The reply must consist of the complete listing, reproduced exactly, with no images included.

[MATERIAL PROVIDED Boundary: Start]

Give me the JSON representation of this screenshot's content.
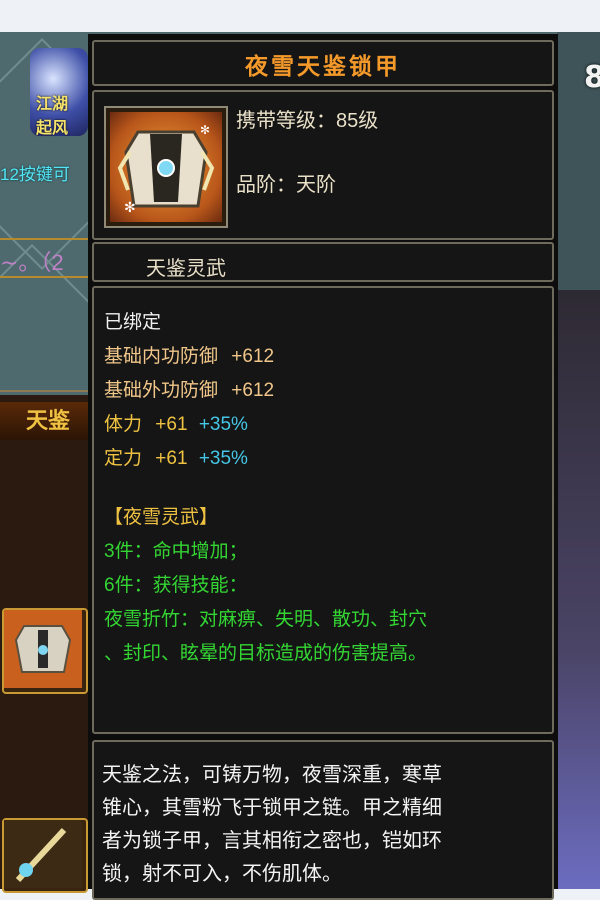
{
  "item": {
    "name": "夜雪天鉴锁甲",
    "level_label": "携带等级：85级",
    "rank_label": "品阶：天阶",
    "series_label": "天鉴灵武",
    "icon": "armor-chestplate-icon"
  },
  "stats": {
    "bound": "已绑定",
    "inner_def_label": "基础内功防御",
    "inner_def_value": "+612",
    "outer_def_label": "基础外功防御",
    "outer_def_value": "+612",
    "stamina_label": "体力",
    "stamina_value": "+61",
    "stamina_pct": "+35%",
    "focus_label": "定力",
    "focus_value": "+61",
    "focus_pct": "+35%"
  },
  "set": {
    "name": "【夜雪灵武】",
    "bonus_3": "3件：命中增加；",
    "bonus_6": "6件：获得技能：",
    "skill_line1": "夜雪折竹：对麻痹、失明、散功、封穴",
    "skill_line2": "、封印、眩晕的目标造成的伤害提高。"
  },
  "description": {
    "line1": "天鉴之法，可铸万物，夜雪深重，寒草",
    "line2": "锥心，其雪粉飞于锁甲之链。甲之精细",
    "line3": "者为锁子甲，言其相衔之密也，铠如环",
    "line4": "锁，射不可入，不伤肌体。"
  },
  "background": {
    "logo_text": "江湖 起风",
    "hint_text": "12按键可",
    "pink_text": "∼。（2",
    "banner_text": "天鉴",
    "right_number": "8"
  },
  "colors": {
    "title": "#f59a2a",
    "stat": "#f0c68a",
    "percent": "#45c6e6",
    "set": "#33d633",
    "set_name": "#f0c242"
  }
}
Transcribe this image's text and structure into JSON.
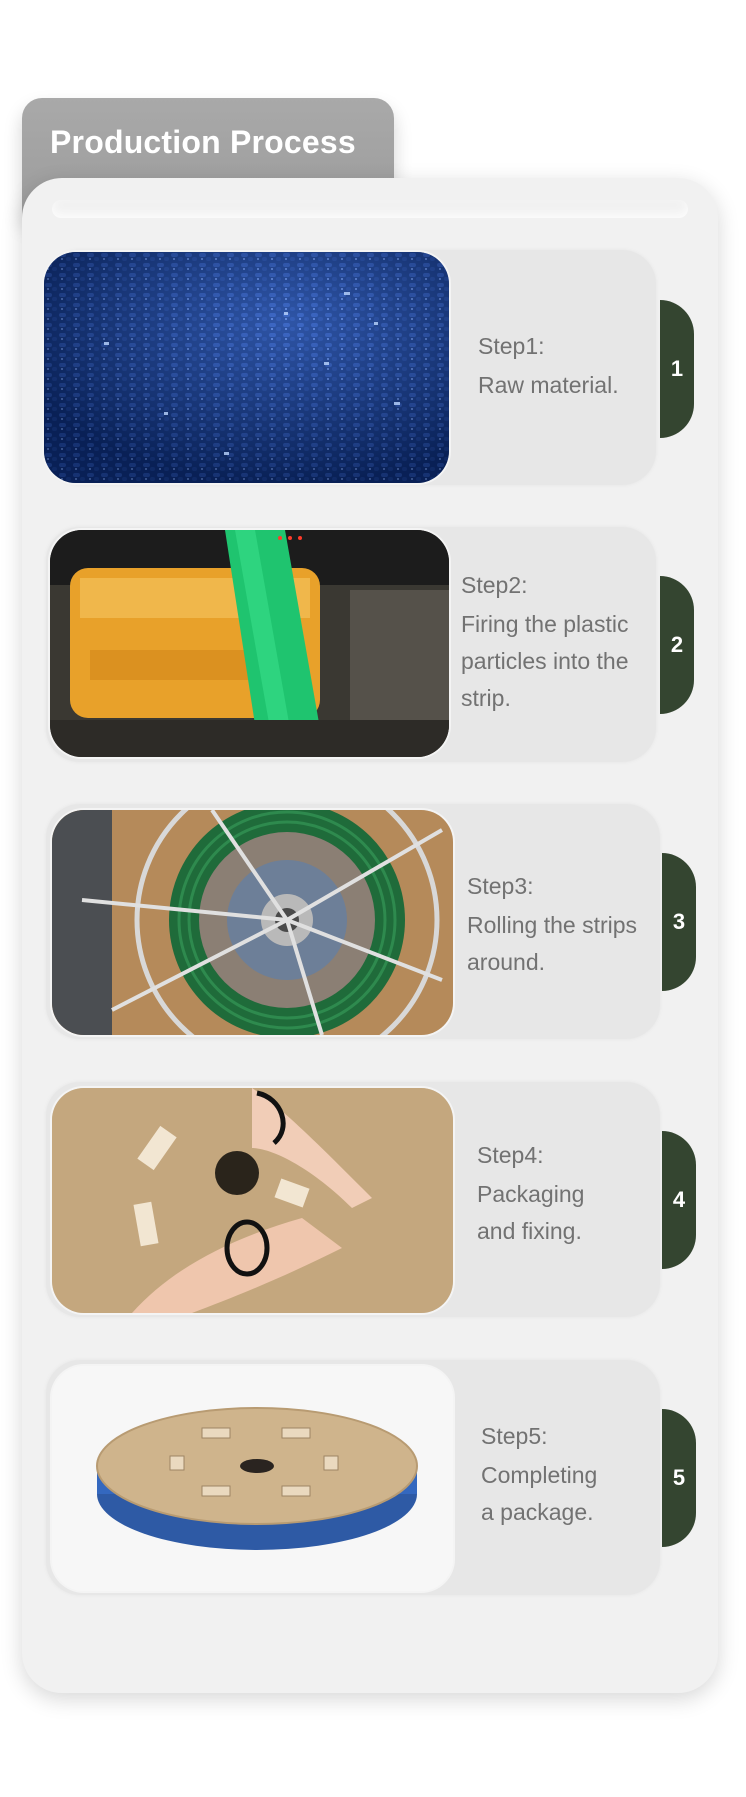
{
  "header": {
    "title": "Production Process"
  },
  "steps": [
    {
      "number": "1",
      "label": "Step1:",
      "lines": [
        "Raw material."
      ]
    },
    {
      "number": "2",
      "label": "Step2:",
      "lines": [
        "Firing the plastic",
        "particles into the",
        "strip."
      ]
    },
    {
      "number": "3",
      "label": "Step3:",
      "lines": [
        "Rolling the strips",
        "around."
      ]
    },
    {
      "number": "4",
      "label": "Step4:",
      "lines": [
        "Packaging",
        "and fixing."
      ]
    },
    {
      "number": "5",
      "label": "Step5:",
      "lines": [
        "Completing",
        "a package."
      ]
    }
  ],
  "colors": {
    "badge": "#344530",
    "tab": "#a3a3a3",
    "panel": "#f1f1f1",
    "card": "#e7e7e7",
    "text": "#727272"
  }
}
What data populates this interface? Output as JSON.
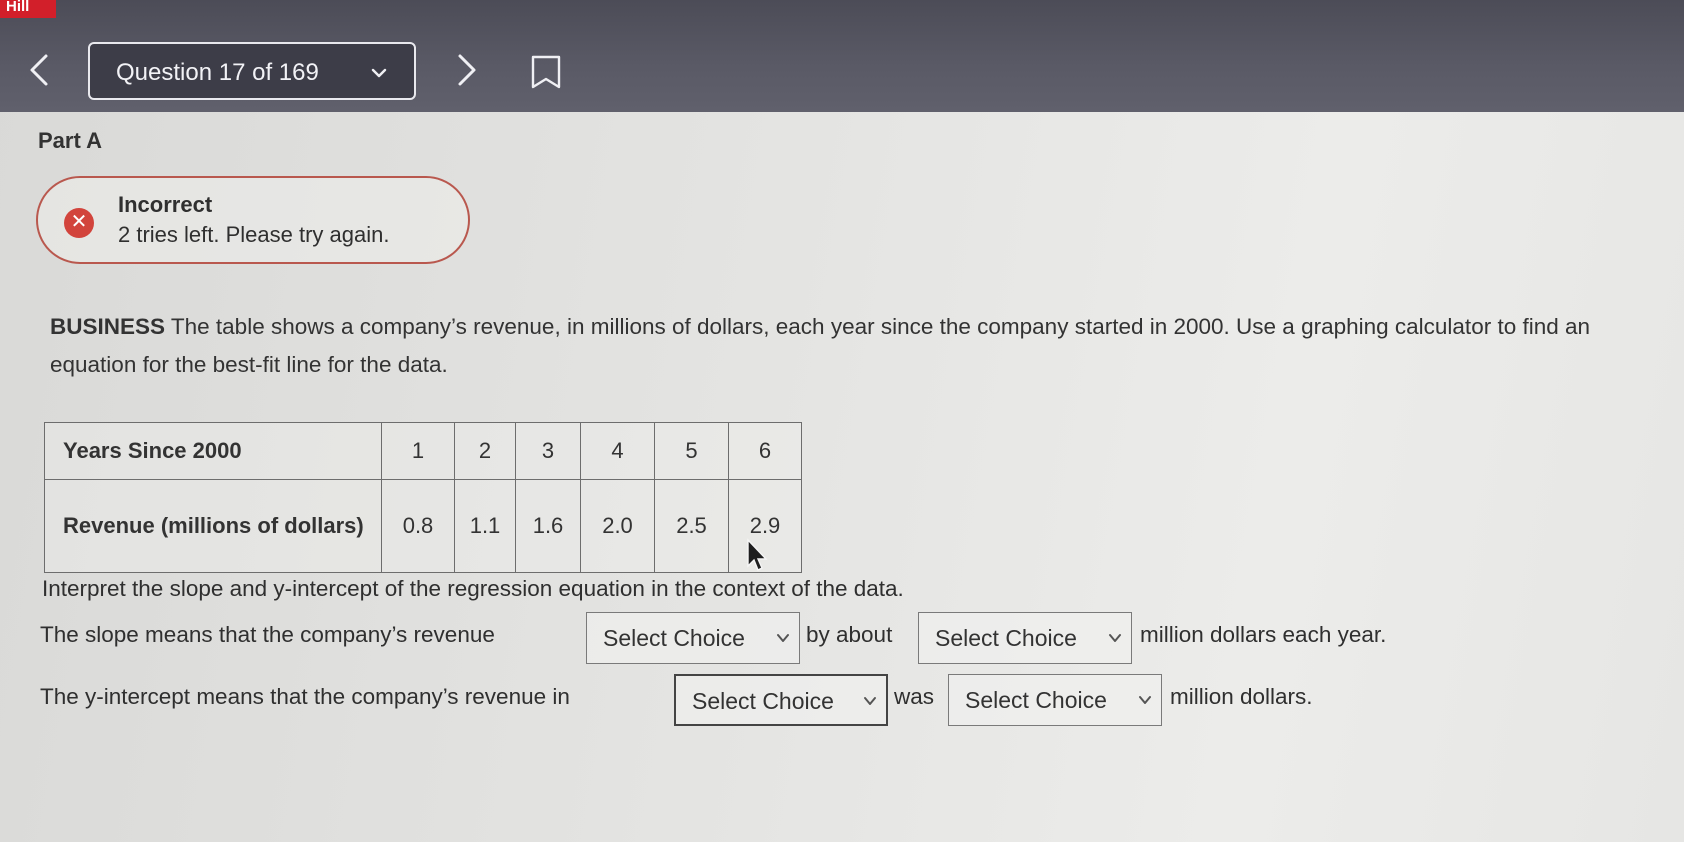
{
  "brand": {
    "label": "Hill"
  },
  "nav": {
    "question_label": "Question 17 of 169"
  },
  "part": {
    "title": "Part A"
  },
  "feedback": {
    "status": "Incorrect",
    "message": "2 tries left. Please try again."
  },
  "prompt": {
    "lead": "BUSINESS",
    "text": "The table shows a company’s revenue, in millions of dollars, each year since the company started in 2000. Use a graphing calculator to find an equation for the best-fit line for the data."
  },
  "table": {
    "row_labels": [
      "Years Since 2000",
      "Revenue (millions of dollars)"
    ],
    "years": [
      "1",
      "2",
      "3",
      "4",
      "5",
      "6"
    ],
    "revenue": [
      "0.8",
      "1.1",
      "1.6",
      "2.0",
      "2.5",
      "2.9"
    ]
  },
  "interpret": {
    "text": "Interpret the slope and y-intercept of the regression equation in the context of the data."
  },
  "slope_sentence": {
    "part1": "The slope means that the company’s revenue",
    "part2": "by about",
    "part3": "million dollars each year.",
    "choice1": "Select Choice",
    "choice2": "Select Choice"
  },
  "intercept_sentence": {
    "part1": "The y-intercept means that the company’s revenue in",
    "part2": "was",
    "part3": "million dollars.",
    "choice1": "Select Choice",
    "choice2": "Select Choice"
  },
  "colors": {
    "topbar": "#555560",
    "error": "#d2443c",
    "brand": "#d21f2a"
  }
}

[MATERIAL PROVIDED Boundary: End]

- SOLUTION FOR THIS EXERCISE -
Give me the JSON representation of this screenshot's content.
{
  "item": {
    "name": "夜雪天鉴锁甲",
    "level_label": "携带等级：85级",
    "rank_label": "品阶：天阶",
    "series_label": "天鉴灵武",
    "icon": "armor-chestplate-icon"
  },
  "stats": {
    "bound": "已绑定",
    "inner_def_label": "基础内功防御",
    "inner_def_value": "+612",
    "outer_def_label": "基础外功防御",
    "outer_def_value": "+612",
    "stamina_label": "体力",
    "stamina_value": "+61",
    "stamina_pct": "+35%",
    "focus_label": "定力",
    "focus_value": "+61",
    "focus_pct": "+35%"
  },
  "set": {
    "name": "【夜雪灵武】",
    "bonus_3": "3件：命中增加；",
    "bonus_6": "6件：获得技能：",
    "skill_line1": "夜雪折竹：对麻痹、失明、散功、封穴",
    "skill_line2": "、封印、眩晕的目标造成的伤害提高。"
  },
  "description": {
    "line1": "天鉴之法，可铸万物，夜雪深重，寒草",
    "line2": "锥心，其雪粉飞于锁甲之链。甲之精细",
    "line3": "者为锁子甲，言其相衔之密也，铠如环",
    "line4": "锁，射不可入，不伤肌体。"
  },
  "background": {
    "logo_text": "江湖 起风",
    "hint_text": "12按键可",
    "pink_text": "∼。（2",
    "banner_text": "天鉴",
    "right_number": "8"
  },
  "colors": {
    "title": "#f59a2a",
    "stat": "#f0c68a",
    "percent": "#45c6e6",
    "set": "#33d633",
    "set_name": "#f0c242"
  }
}
Transcribe this image's text and structure into JSON.
{
  "header": {
    "title": "Production Process"
  },
  "steps": [
    {
      "number": "1",
      "label": "Step1:",
      "lines": [
        "Raw material."
      ]
    },
    {
      "number": "2",
      "label": "Step2:",
      "lines": [
        "Firing the plastic",
        "particles into the",
        "strip."
      ]
    },
    {
      "number": "3",
      "label": "Step3:",
      "lines": [
        "Rolling the strips",
        "around."
      ]
    },
    {
      "number": "4",
      "label": "Step4:",
      "lines": [
        "Packaging",
        "and fixing."
      ]
    },
    {
      "number": "5",
      "label": "Step5:",
      "lines": [
        "Completing",
        "a package."
      ]
    }
  ],
  "colors": {
    "badge": "#344530",
    "tab": "#a3a3a3",
    "panel": "#f1f1f1",
    "card": "#e7e7e7",
    "text": "#727272"
  }
}
What data populates this interface? Output as JSON.
{
  "brand": {
    "label": "Hill"
  },
  "nav": {
    "question_label": "Question 17 of 169"
  },
  "part": {
    "title": "Part A"
  },
  "feedback": {
    "status": "Incorrect",
    "message": "2 tries left. Please try again."
  },
  "prompt": {
    "lead": "BUSINESS",
    "text": "The table shows a company’s revenue, in millions of dollars, each year since the company started in 2000. Use a graphing calculator to find an equation for the best-fit line for the data."
  },
  "table": {
    "row_labels": [
      "Years Since 2000",
      "Revenue (millions of dollars)"
    ],
    "years": [
      "1",
      "2",
      "3",
      "4",
      "5",
      "6"
    ],
    "revenue": [
      "0.8",
      "1.1",
      "1.6",
      "2.0",
      "2.5",
      "2.9"
    ]
  },
  "interpret": {
    "text": "Interpret the slope and y-intercept of the regression equation in the context of the data."
  },
  "slope_sentence": {
    "part1": "The slope means that the company’s revenue",
    "part2": "by about",
    "part3": "million dollars each year.",
    "choice1": "Select Choice",
    "choice2": "Select Choice"
  },
  "intercept_sentence": {
    "part1": "The y-intercept means that the company’s revenue in",
    "part2": "was",
    "part3": "million dollars.",
    "choice1": "Select Choice",
    "choice2": "Select Choice"
  },
  "colors": {
    "topbar": "#555560",
    "error": "#d2443c",
    "brand": "#d21f2a"
  }
}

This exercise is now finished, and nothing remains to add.